• Neither your illustration nor your code compute anything that would normally be interpreted as an "orthogonal distance": the illustration looks arbitrary (and has no evident relationship to the text or the code) while the code appears to compute the Euclidean distance between a point `point` and the line (not line segment!) determined by the endpoints of the `line` argument. Please explain what you really want to calculate and what kind of coordinate system is used to represent your data. – whuber Oct 27 '13 at 15:44
• @whuber I agree with all that you say (except maybe what you say about the code). Ignoring the text and diagram (which are confusing), function GetOrthogonalDistance(L,P) does return the shortest distance from point P to the extension of segment L. Maybe that is what you're saying, though :-) – Martin F Oct 28 '13 at 5:23
• @martinf: 1. Yes, you are right. By "to use this method I need to create polylines from each part of the actual polyline." I mean that "to use this method I need to create segments from each part of the actual polyline." 2. By actual distance I mean that, the value I am getting from using ICurve.QueryPointAndDistance Method's distFrom. 3. My method is not faster than ICurve.QueryPointAndDistance Method. They are approximately same. But to use ICurve.QueryPointAndDistance, I need to extract all segments of the polyline and convert each segment to another polyline.This conversion takes time. – Emi Oct 28 '13 at 5:48
• I have edited the question to make it better. Can you now have a look at it and help me to find any substitute? – Emi Oct 28 '13 at 7:37

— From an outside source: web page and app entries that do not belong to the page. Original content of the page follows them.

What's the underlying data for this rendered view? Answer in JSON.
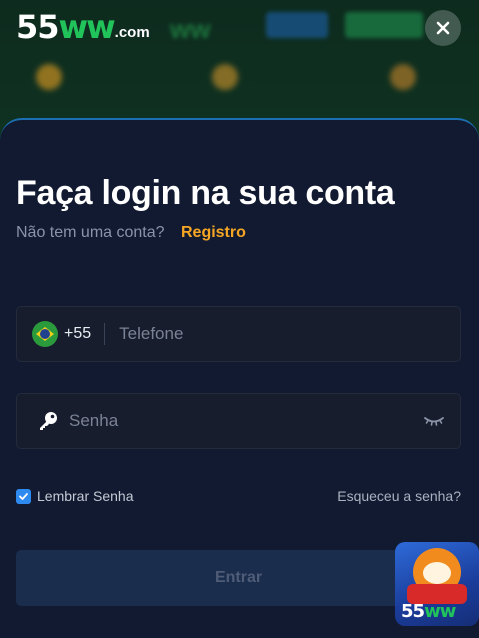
{
  "brand": {
    "logo_number": "55",
    "logo_letters": "ww",
    "logo_suffix": ".com",
    "accent": "#21c45a"
  },
  "modal": {
    "title": "Faça login na sua conta",
    "no_account_text": "Não tem uma conta?",
    "register_link": "Registro",
    "phone": {
      "country_code": "+55",
      "flag_icon": "brazil-flag-icon",
      "placeholder": "Telefone",
      "value": ""
    },
    "password": {
      "icon": "key-icon",
      "placeholder": "Senha",
      "value": "",
      "toggle_icon": "eye-closed-icon"
    },
    "remember_label": "Lembrar Senha",
    "remember_checked": true,
    "forgot_link": "Esqueceu a senha?",
    "submit_label": "Entrar",
    "close_icon": "close-icon"
  },
  "badge": {
    "number": "55",
    "letters": "ww"
  },
  "colors": {
    "sheet_bg": "#111a31",
    "link_orange": "#f5a623",
    "checkbox_blue": "#2f8af0"
  }
}
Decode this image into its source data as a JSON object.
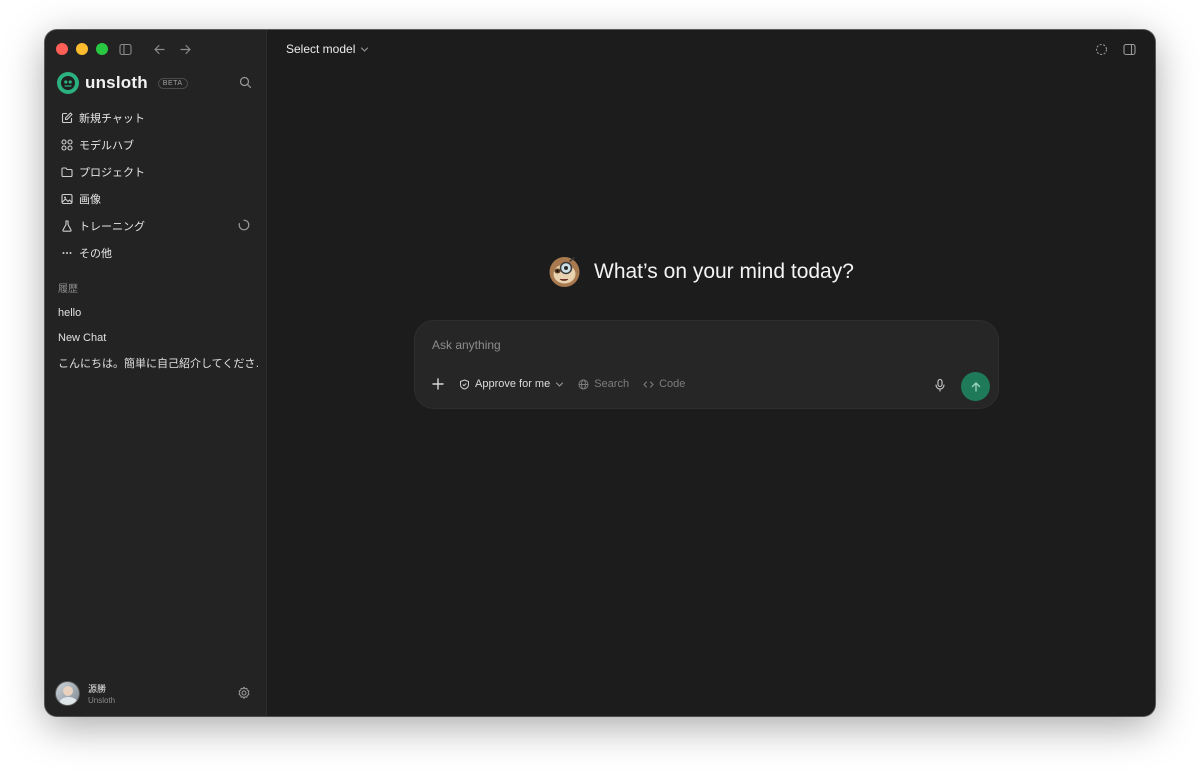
{
  "window_controls": [
    "close",
    "minimize",
    "maximize"
  ],
  "sidebar": {
    "brand": {
      "name": "unsloth",
      "badge": "BETA"
    },
    "nav_items": [
      {
        "label": "新規チャット",
        "icon": "edit-icon"
      },
      {
        "label": "モデルハブ",
        "icon": "hub-icon"
      },
      {
        "label": "プロジェクト",
        "icon": "folder-icon"
      },
      {
        "label": "画像",
        "icon": "image-icon"
      },
      {
        "label": "トレーニング",
        "icon": "flask-icon"
      },
      {
        "label": "その他",
        "icon": "more-icon"
      }
    ],
    "history_label": "履歴",
    "history": [
      "hello",
      "New Chat",
      "こんにちは。簡単に自己紹介してくださ…"
    ],
    "user": {
      "name": "源勝",
      "org": "Unsloth"
    }
  },
  "header": {
    "model_select": "Select model"
  },
  "main": {
    "greeting": "What’s on your mind today?",
    "composer": {
      "placeholder": "Ask anything",
      "approve_label": "Approve for me",
      "search_label": "Search",
      "code_label": "Code"
    }
  },
  "colors": {
    "accent": "#1f7a5a",
    "brand": "#2bb07f",
    "bg": "#1c1c1c",
    "sidebar": "#232323"
  }
}
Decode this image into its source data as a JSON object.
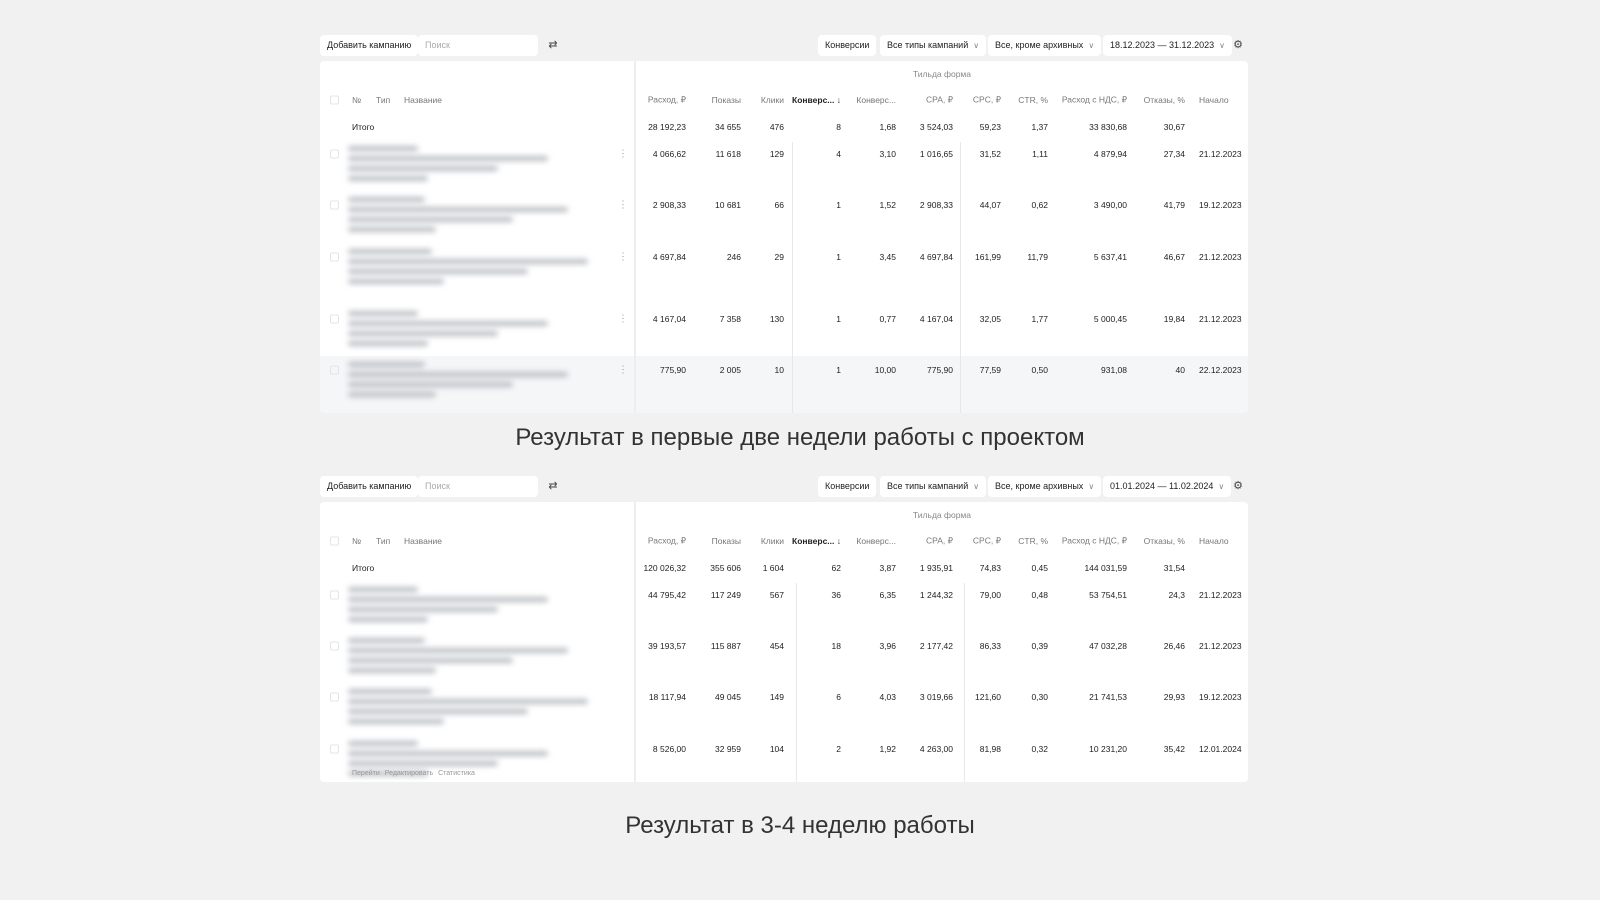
{
  "panels": [
    {
      "toolbar": {
        "add_campaign": "Добавить кампанию",
        "search_placeholder": "Поиск",
        "conversions": "Конверсии",
        "campaign_types": "Все типы кампаний",
        "status_filter": "Все, кроме архивных",
        "date_range": "18.12.2023 — 31.12.2023"
      },
      "group_label": "Тильда форма",
      "headers": [
        "№",
        "Тип",
        "Название",
        "Расход, ₽",
        "Показы",
        "Клики",
        "Конверс... ↓",
        "Конверс...",
        "CPA, ₽",
        "CPC, ₽",
        "CTR, %",
        "Расход с НДС, ₽",
        "Отказы, %",
        "Начало"
      ],
      "total": [
        "Итого",
        "28 192,23",
        "34 655",
        "476",
        "8",
        "1,68",
        "3 524,03",
        "59,23",
        "1,37",
        "33 830,68",
        "30,67",
        ""
      ],
      "rows": [
        [
          "4 066,62",
          "11 618",
          "129",
          "4",
          "3,10",
          "1 016,65",
          "31,52",
          "1,11",
          "4 879,94",
          "27,34",
          "21.12.2023"
        ],
        [
          "2 908,33",
          "10 681",
          "66",
          "1",
          "1,52",
          "2 908,33",
          "44,07",
          "0,62",
          "3 490,00",
          "41,79",
          "19.12.2023"
        ],
        [
          "4 697,84",
          "246",
          "29",
          "1",
          "3,45",
          "4 697,84",
          "161,99",
          "11,79",
          "5 637,41",
          "46,67",
          "21.12.2023"
        ],
        [
          "4 167,04",
          "7 358",
          "130",
          "1",
          "0,77",
          "4 167,04",
          "32,05",
          "1,77",
          "5 000,45",
          "19,84",
          "21.12.2023"
        ],
        [
          "775,90",
          "2 005",
          "10",
          "1",
          "10,00",
          "775,90",
          "77,59",
          "0,50",
          "931,08",
          "40",
          "22.12.2023"
        ]
      ],
      "caption": "Результат в первые две недели работы с проектом"
    },
    {
      "toolbar": {
        "add_campaign": "Добавить кампанию",
        "search_placeholder": "Поиск",
        "conversions": "Конверсии",
        "campaign_types": "Все типы кампаний",
        "status_filter": "Все, кроме архивных",
        "date_range": "01.01.2024 — 11.02.2024"
      },
      "group_label": "Тильда форма",
      "headers": [
        "№",
        "Тип",
        "Название",
        "Расход, ₽",
        "Показы",
        "Клики",
        "Конверс... ↓",
        "Конверс...",
        "CPA, ₽",
        "CPC, ₽",
        "CTR, %",
        "Расход с НДС, ₽",
        "Отказы, %",
        "Начало"
      ],
      "total": [
        "Итого",
        "120 026,32",
        "355 606",
        "1 604",
        "62",
        "3,87",
        "1 935,91",
        "74,83",
        "0,45",
        "144 031,59",
        "31,54",
        ""
      ],
      "rows": [
        [
          "44 795,42",
          "117 249",
          "567",
          "36",
          "6,35",
          "1 244,32",
          "79,00",
          "0,48",
          "53 754,51",
          "24,3",
          "21.12.2023"
        ],
        [
          "39 193,57",
          "115 887",
          "454",
          "18",
          "3,96",
          "2 177,42",
          "86,33",
          "0,39",
          "47 032,28",
          "26,46",
          "21.12.2023"
        ],
        [
          "18 117,94",
          "49 045",
          "149",
          "6",
          "4,03",
          "3 019,66",
          "121,60",
          "0,30",
          "21 741,53",
          "29,93",
          "19.12.2023"
        ],
        [
          "8 526,00",
          "32 959",
          "104",
          "2",
          "1,92",
          "4 263,00",
          "81,98",
          "0,32",
          "10 231,20",
          "35,42",
          "12.01.2024"
        ]
      ],
      "row_actions": [
        "Перейти",
        "Редактировать",
        "Статистика"
      ],
      "caption": "Результат в 3-4 неделю работы"
    }
  ]
}
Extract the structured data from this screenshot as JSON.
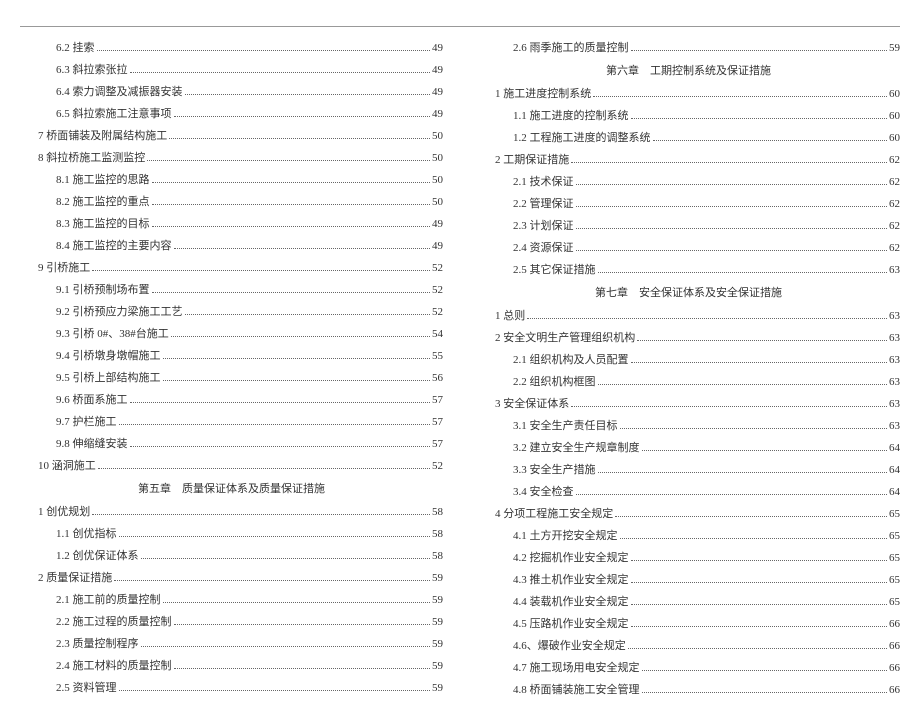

• +1 For the edits; the question is clear now. I doubt, however, that any GIS has this operation built in: something like your solution (which loops over all the segments of each polyline) is going to be needed no matter what. But it's fast code (it doesn't actually need to create line segments, it only computes distances): have you actually benchmarked it? – whuber Oct 28 '13 at 13:04